Another way in which social hierarchies of people are inverted is through foolish mistakes. Antonio has had a very unpleasant history with Duke Orsino, as he stole from his ship in the past. "The gentleness of all the gods go with thee! I have many enemies in Orsino's court, Else would I very shortly see thee there."(II.i.37-39). From his foolish mistakes in the past, Antonio is treated like a low class peasant. Sir Andrew is another character who has suffered the same consequences as Antonio, but not through stupidity, through luck. Being friends with Sir Toby, Sir Andrew would seem like he has a high social status since he is with a person who is well known. Sir Toby feels that Olivia needs a man to accompany her, and he has assigned Sir Andrew to do so. In act 5, when all is revealed, Sir Andrew is upset to find out that Sebastian and Olivia are married and he leaves Olivia's house.
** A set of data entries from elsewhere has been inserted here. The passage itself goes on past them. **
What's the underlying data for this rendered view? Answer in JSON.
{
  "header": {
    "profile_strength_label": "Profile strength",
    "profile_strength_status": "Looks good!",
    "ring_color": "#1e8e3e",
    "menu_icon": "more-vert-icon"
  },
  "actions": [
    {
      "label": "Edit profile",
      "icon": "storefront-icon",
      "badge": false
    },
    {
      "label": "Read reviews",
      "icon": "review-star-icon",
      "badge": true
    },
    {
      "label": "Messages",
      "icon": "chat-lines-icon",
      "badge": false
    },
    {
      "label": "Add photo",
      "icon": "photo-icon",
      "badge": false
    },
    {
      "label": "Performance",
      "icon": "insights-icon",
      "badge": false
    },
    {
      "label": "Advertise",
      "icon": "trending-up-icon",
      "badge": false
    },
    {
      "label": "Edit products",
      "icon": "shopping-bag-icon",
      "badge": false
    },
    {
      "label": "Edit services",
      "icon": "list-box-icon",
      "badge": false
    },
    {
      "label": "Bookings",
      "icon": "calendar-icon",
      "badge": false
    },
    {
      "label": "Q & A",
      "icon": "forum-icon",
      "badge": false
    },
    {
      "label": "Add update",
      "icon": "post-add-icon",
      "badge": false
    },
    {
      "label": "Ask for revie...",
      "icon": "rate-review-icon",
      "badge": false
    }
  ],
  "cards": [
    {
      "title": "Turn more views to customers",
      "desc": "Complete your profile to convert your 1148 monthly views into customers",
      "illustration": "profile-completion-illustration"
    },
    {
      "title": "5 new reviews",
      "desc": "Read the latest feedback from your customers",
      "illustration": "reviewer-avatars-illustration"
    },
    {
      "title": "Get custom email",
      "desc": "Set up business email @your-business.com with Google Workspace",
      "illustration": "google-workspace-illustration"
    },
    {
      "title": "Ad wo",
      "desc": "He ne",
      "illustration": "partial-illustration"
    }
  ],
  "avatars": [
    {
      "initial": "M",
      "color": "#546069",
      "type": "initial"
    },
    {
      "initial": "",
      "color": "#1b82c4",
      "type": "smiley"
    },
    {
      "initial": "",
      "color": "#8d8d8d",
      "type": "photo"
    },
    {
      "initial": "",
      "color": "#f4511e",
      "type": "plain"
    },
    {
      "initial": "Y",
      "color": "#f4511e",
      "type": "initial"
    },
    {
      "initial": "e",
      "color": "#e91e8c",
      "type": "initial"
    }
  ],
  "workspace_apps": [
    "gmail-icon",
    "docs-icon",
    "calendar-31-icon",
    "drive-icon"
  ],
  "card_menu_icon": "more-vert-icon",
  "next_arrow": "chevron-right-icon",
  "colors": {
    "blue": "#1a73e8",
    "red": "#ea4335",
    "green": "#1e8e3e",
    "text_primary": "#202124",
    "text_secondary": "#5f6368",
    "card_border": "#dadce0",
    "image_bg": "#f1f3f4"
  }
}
Sir Andrew's social status has been overthrown and know is only known as a middle class person. Lastly, Malvolio is another person who's social status is overthrown due to one foolish mistake. After getting Sir Toby and Maria mad at him because of his rudeness, he was being made to look like a fool by wearing ugly clothing, being locked up and being embarrassed in front of everybody. As a result, his class and social status is condescended and he exits by wanting revenge on everyone "I'll be revenged on the whole pack of you."(V.i.380). Shakespeare's message was that even the greatest of the great could make mistakes that can ruin their impressions and class.
Through the journey of love, social statuses and class is escalated through the marriages of characters. As Sir Toby is Olivia's uncle, he is considered a royal person. After marrying Maria, who is Olivia's servant, Maria's social status has escalated and has now become a royal woman. Another person whose social status has increased through marriage is Sebastian. Olivia is a noble woman that resides in Illyria, who insists that she is in mourning for her recently deceased brother and will not marry for seven years. Viola's arrival as Cesario, urges Olivia to break out of her melancholy. In the play, it is supposed that Sebastian belongs to middle, high-class family. After marrying Olivia, he has become a part of the royal family. Just like her twin brother Sebastian, Viola's marriage to Duke Orsino increased her social rank. Before Viola's guise is unmasked, she was a servant to Duke, who was ordered to woo Olivia. "And since you called me "master" for so long, here is my hand. You shall from this time be your master's mistress"(V.i.326-329). In that quote, Duke Orsino asks Viola to marry him, making Viola part of a royal kingdom. Through the journey of love, social rank and class can be overthrown by marriage.
Shakespeare shows the importance of inversion in social rankings and class in the play Twelfth Night. From Malvolio's instincts about others and foolish mistakes made by minor characters to the marriages of lovers, many have suffered the dreadfulness or achieved the slenderness of social hierarchy. As William P. Leahy would say "I would say the hierarchy has made terrible errors in judgment and it has to seek forgiveness by its members."